Following the end of the Benito Mussolini's rule of Italy in 1945, the Agnelli family, led by Fiat's founder and chairman Giovanni Agnelli, lost control of the Fiat motor company because of their links with the dictatorship. Eventually the family regained control of the business in 1963 when Giovanni's grandson, Gianni Agnelli, took the helm.
having assumed control Gianni set about restructuring Fiat's management, making it much less centralised. Car and lorry and tractor production were effectively made independent of one another. The more flexible regime allowed Fiat to plan its expansion and in 1967 it took over fellow Italian concern Autobianchi. The takeover allowed the company to overtake German competitor Volkswagen in sales and by 1968 revenue exceeded $2 billion.

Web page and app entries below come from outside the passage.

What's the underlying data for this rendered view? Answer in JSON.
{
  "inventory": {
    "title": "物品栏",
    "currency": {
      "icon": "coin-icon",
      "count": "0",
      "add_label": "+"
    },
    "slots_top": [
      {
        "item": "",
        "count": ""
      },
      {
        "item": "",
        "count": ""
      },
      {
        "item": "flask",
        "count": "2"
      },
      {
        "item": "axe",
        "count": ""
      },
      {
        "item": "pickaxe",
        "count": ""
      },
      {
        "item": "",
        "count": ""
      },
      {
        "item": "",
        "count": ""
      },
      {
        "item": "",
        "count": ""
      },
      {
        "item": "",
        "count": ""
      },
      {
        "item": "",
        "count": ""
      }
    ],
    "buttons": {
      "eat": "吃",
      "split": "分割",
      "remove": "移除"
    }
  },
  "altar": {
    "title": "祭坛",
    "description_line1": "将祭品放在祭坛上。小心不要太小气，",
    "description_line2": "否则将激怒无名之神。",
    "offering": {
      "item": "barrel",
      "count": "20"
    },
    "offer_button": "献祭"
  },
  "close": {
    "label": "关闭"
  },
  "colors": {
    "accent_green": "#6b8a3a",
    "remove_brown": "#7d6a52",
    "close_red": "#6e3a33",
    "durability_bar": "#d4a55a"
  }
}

The following year Fiat expanded further, taking a controlling interest in Italian rivals Ferrari and Lancia and was being seen quite capable of taking the lead over the American powerhouse of Detroit in the race for car production dominance.

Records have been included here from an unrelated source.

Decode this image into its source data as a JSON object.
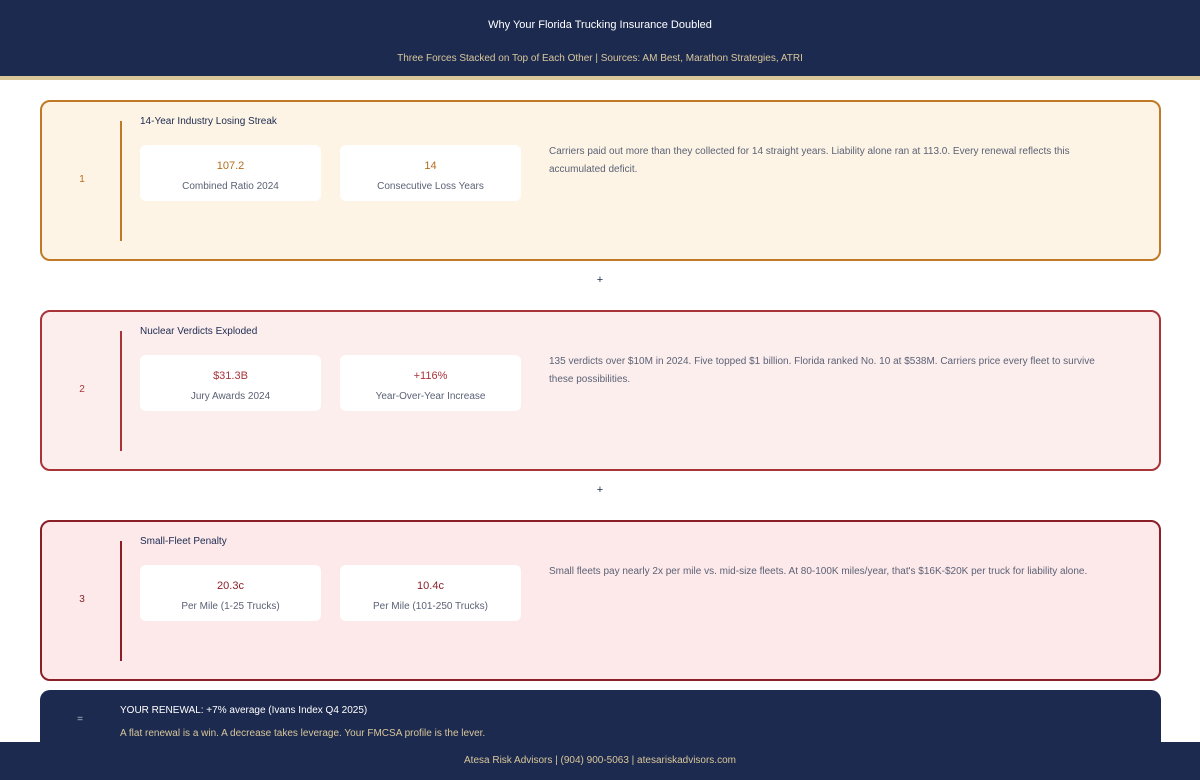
{
  "header": {
    "title": "Why Your Florida Trucking Insurance Doubled",
    "subtitle": "Three Forces Stacked on Top of Each Other  |  Sources: AM Best, Marathon Strategies, ATRI"
  },
  "cards": [
    {
      "number": "1",
      "title": "14-Year Industry Losing Streak",
      "stats": [
        {
          "value": "107.2",
          "label": "Combined Ratio 2024"
        },
        {
          "value": "14",
          "label": "Consecutive Loss Years"
        }
      ],
      "description": "Carriers paid out more than they collected for 14 straight years. Liability alone ran at 113.0. Every renewal reflects this accumulated deficit."
    },
    {
      "number": "2",
      "title": "Nuclear Verdicts Exploded",
      "stats": [
        {
          "value": "$31.3B",
          "label": "Jury Awards 2024"
        },
        {
          "value": "+116%",
          "label": "Year-Over-Year Increase"
        }
      ],
      "description": "135 verdicts over $10M in 2024. Five topped $1 billion. Florida ranked No. 10 at $538M. Carriers price every fleet to survive these possibilities."
    },
    {
      "number": "3",
      "title": "Small-Fleet Penalty",
      "stats": [
        {
          "value": "20.3c",
          "label": "Per Mile (1-25 Trucks)"
        },
        {
          "value": "10.4c",
          "label": "Per Mile (101-250 Trucks)"
        }
      ],
      "description": "Small fleets pay nearly 2x per mile vs. mid-size fleets. At 80-100K miles/year, that's $16K-$20K per truck for liability alone."
    }
  ],
  "operators": {
    "plus": "+"
  },
  "renewal": {
    "symbol": "=",
    "title": "YOUR RENEWAL: +7% average (Ivans Index Q4 2025)",
    "subtitle": "A flat renewal is a win. A decrease takes leverage. Your FMCSA profile is the lever."
  },
  "footer": {
    "text": "Atesa Risk Advisors  |  (904) 900-5063  |  atesariskadvisors.com"
  },
  "colors": {
    "navy": "#1c2a4f",
    "gold": "#d9c79a",
    "card1_accent": "#c07a26",
    "card2_accent": "#a8343a",
    "card3_accent": "#8a1f28"
  }
}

Fiat also continued diversifying its operations becoming owners of the Italian airline Alitalia, major toll roads, as well as office supply and electrical equipment companies. They also had assets in the Soviet Union, constructing the AvtoVAZ plant where the Lada, based on the Fiat 124, was manufactured. Elsewhere in Eastern Europe, the company had stakes in Romania, Yugoslavia and Bulgaria.
Importantly Fiat, with its fuel efficient cars, was able to take advantage of the 1979 oil crisis, when fuel prices rocketed, by winning record sales in the United States. However, as oil prices stabilised and subsequently fell, they lost their share of the American market and by 1984 had pulled out of the country.

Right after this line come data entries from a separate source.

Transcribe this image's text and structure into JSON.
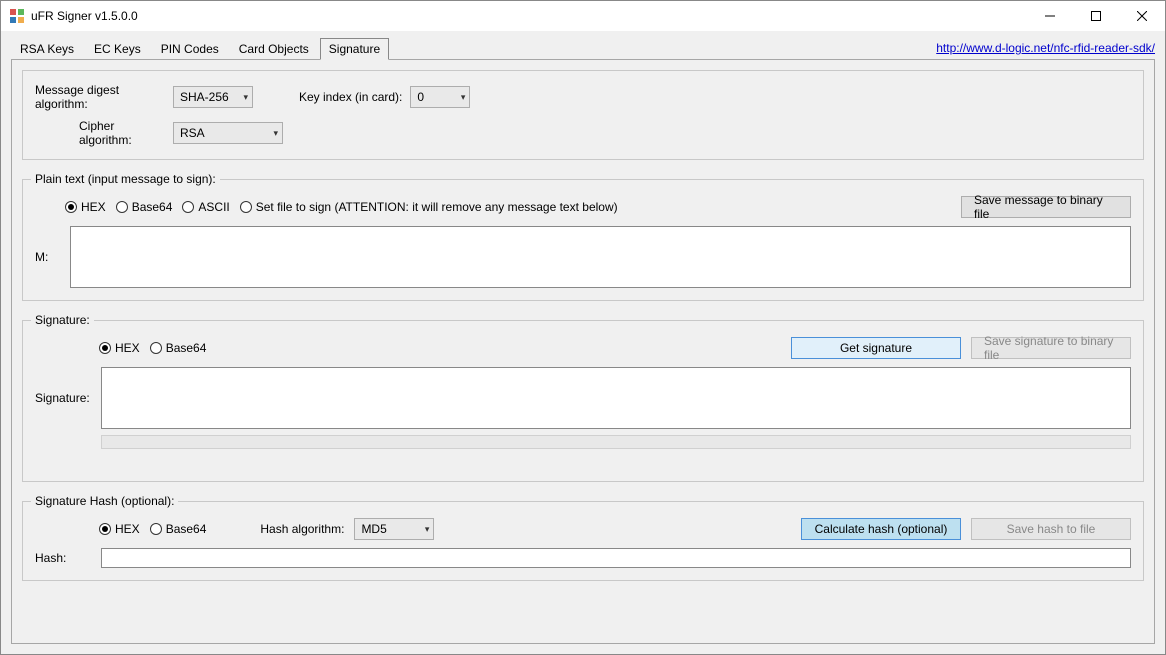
{
  "window": {
    "title": "uFR Signer v1.5.0.0"
  },
  "link": {
    "text": "http://www.d-logic.net/nfc-rfid-reader-sdk/"
  },
  "tabs": {
    "rsa": "RSA Keys",
    "ec": "EC Keys",
    "pin": "PIN Codes",
    "cardobj": "Card Objects",
    "sig": "Signature"
  },
  "topgroup": {
    "digest_label": "Message digest algorithm:",
    "digest_value": "SHA-256",
    "keyidx_label": "Key index (in card):",
    "keyidx_value": "0",
    "cipher_label": "Cipher algorithm:",
    "cipher_value": "RSA"
  },
  "plain": {
    "legend": "Plain text (input message to sign):",
    "radio_hex": "HEX",
    "radio_b64": "Base64",
    "radio_ascii": "ASCII",
    "radio_file": "Set file to sign (ATTENTION: it will remove any message text below)",
    "save_btn": "Save message to binary file",
    "m_label": "M:"
  },
  "sig": {
    "legend": "Signature:",
    "radio_hex": "HEX",
    "radio_b64": "Base64",
    "get_btn": "Get signature",
    "save_btn": "Save signature to binary file",
    "sig_label": "Signature:"
  },
  "hash": {
    "legend": "Signature Hash (optional):",
    "radio_hex": "HEX",
    "radio_b64": "Base64",
    "algo_label": "Hash algorithm:",
    "algo_value": "MD5",
    "calc_btn": "Calculate hash (optional)",
    "save_btn": "Save hash to file",
    "hash_label": "Hash:"
  }
}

Back in Europe however the Italian giants continued swallowing up its rivals. Alfa Romeo were taken over in 1986, and in 1993 Maserati. The acquisition of Maserati allowed the Fiat name to re-enter the United States market in 2002 and sales since then across the Atlantic have been healthy.
The late 1990s saw a market shift and the companys tumbling share value led to them appointing General Electric chief Paolo Fresco as chairman in 1998. However, Fresco's initiatives faced opposition from the firm's trade unions. Despite the opposition, Fresco pressed on and in 2000 he initiated a joint venture with the American company General Motors, which saw GM gain a stake in Fiat Auto - the company's car division. However, within five years the partnership was ended.
More recently a takeover of General Motors European division, GM Europe, has been mooted. However, a major part of GM Europe, Opel/Vauxhall, was subsequently taken over by Magna International.